- This paper studies the relation between firm value and a firm's growth options. We find strong empirical evidence that (average) Tobin's Q increases with firm-level volatility. However, the significance mainly comes from R&D firms, which have more growth options than non-R&D firms. By decomposing firm-level volatility into its systematic and unsystematic part, we also document that only idiosyncratic volatility (ivol) has a significant effect on valuation. Second, we analyze the relation of stock returns to realized contemporaneous idiosyncratic volatility and R&D expenses. Single sorting according to the size of idiosyncratic volatility, we only find a significant ivol anomaly for non-R&D portfolios, whereas in a four-factor model the portfolio alphas of R&D portfolios are all positive. Double sorting on idiosyncratic volatility and R&D expenses also reveals these differences between R&D and non-R&D firms. To simultaneously control for several explanatory variables, we also run panel regressions of portfolio alphas which confirm the relative importance of idiosyncratic volatility that is amplified by R&D expenses.
Option-implied information and predictability of extreme returns
- We study whether prices of traded options contain information about future extreme market events. Our option-implied conditional expectation of market loss due to tail events, or tail loss measure, predicts future market returns, magnitude, and probability of the market crashes, beyond and above other option-implied variables. Stock-specific tail loss measure predicts individual expected returns and magnitude of realized stock-specific crashes in the cross-section of stocks.
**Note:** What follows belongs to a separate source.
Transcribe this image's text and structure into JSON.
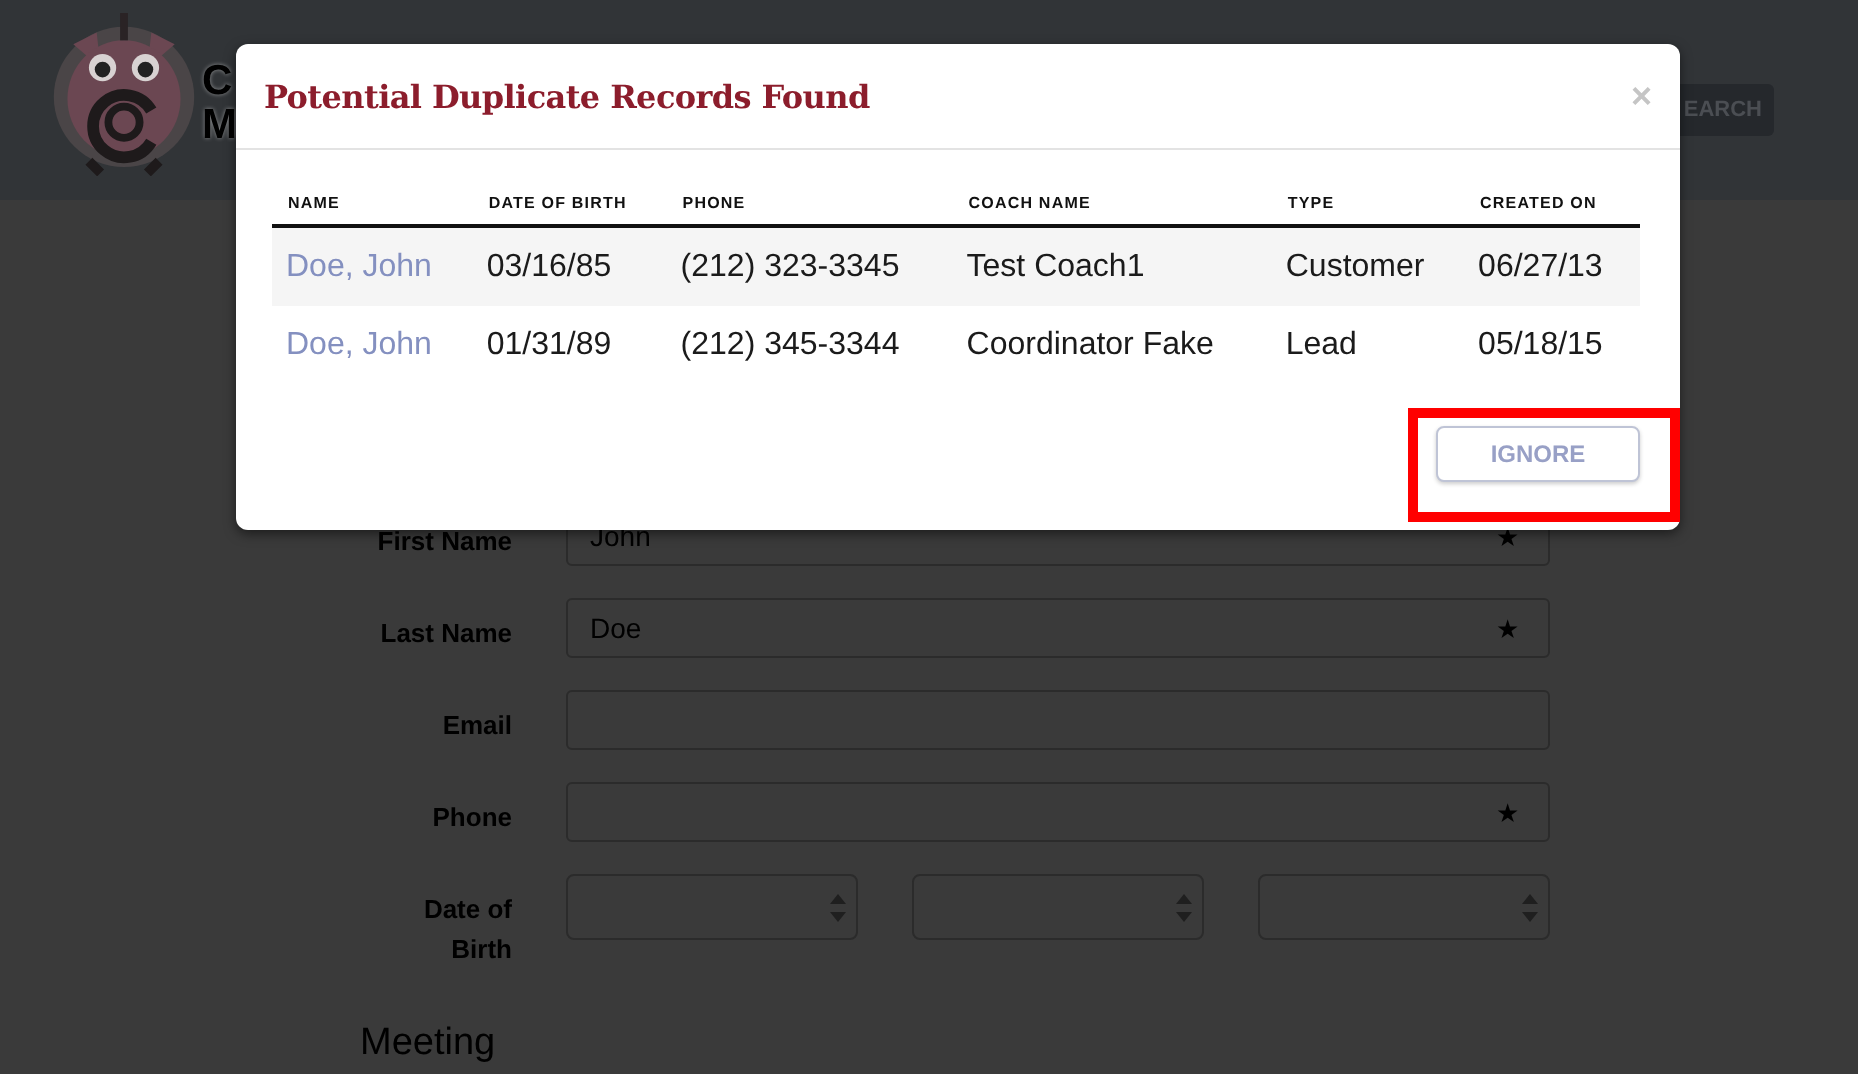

An investor that cares about the left tail of her wealth distribution benefits from using the tail loss measure as an information variable to construct managed portfolios of a risk-free asset and market index.
Does mood affect trading behavior?
- We test whether investor mood affects trading with data on all stock market transactions in Finland, utilizing variation in daylight and local weather. We find some evidence that environmental mood variables (local weather, length of day, daylight saving and lunar phase) affect investors’ direction of trade and volume. The effect magnitudes are roughly comparable to those of classical seasonals, such as the Monday effect. The statistical significance of the mood variables is weak in many cases, however. Only very little of the day-to-day variation in trading is collectively explained by all mood variables and calendar effects, but lower frequency variation seems connected to holiday seasons.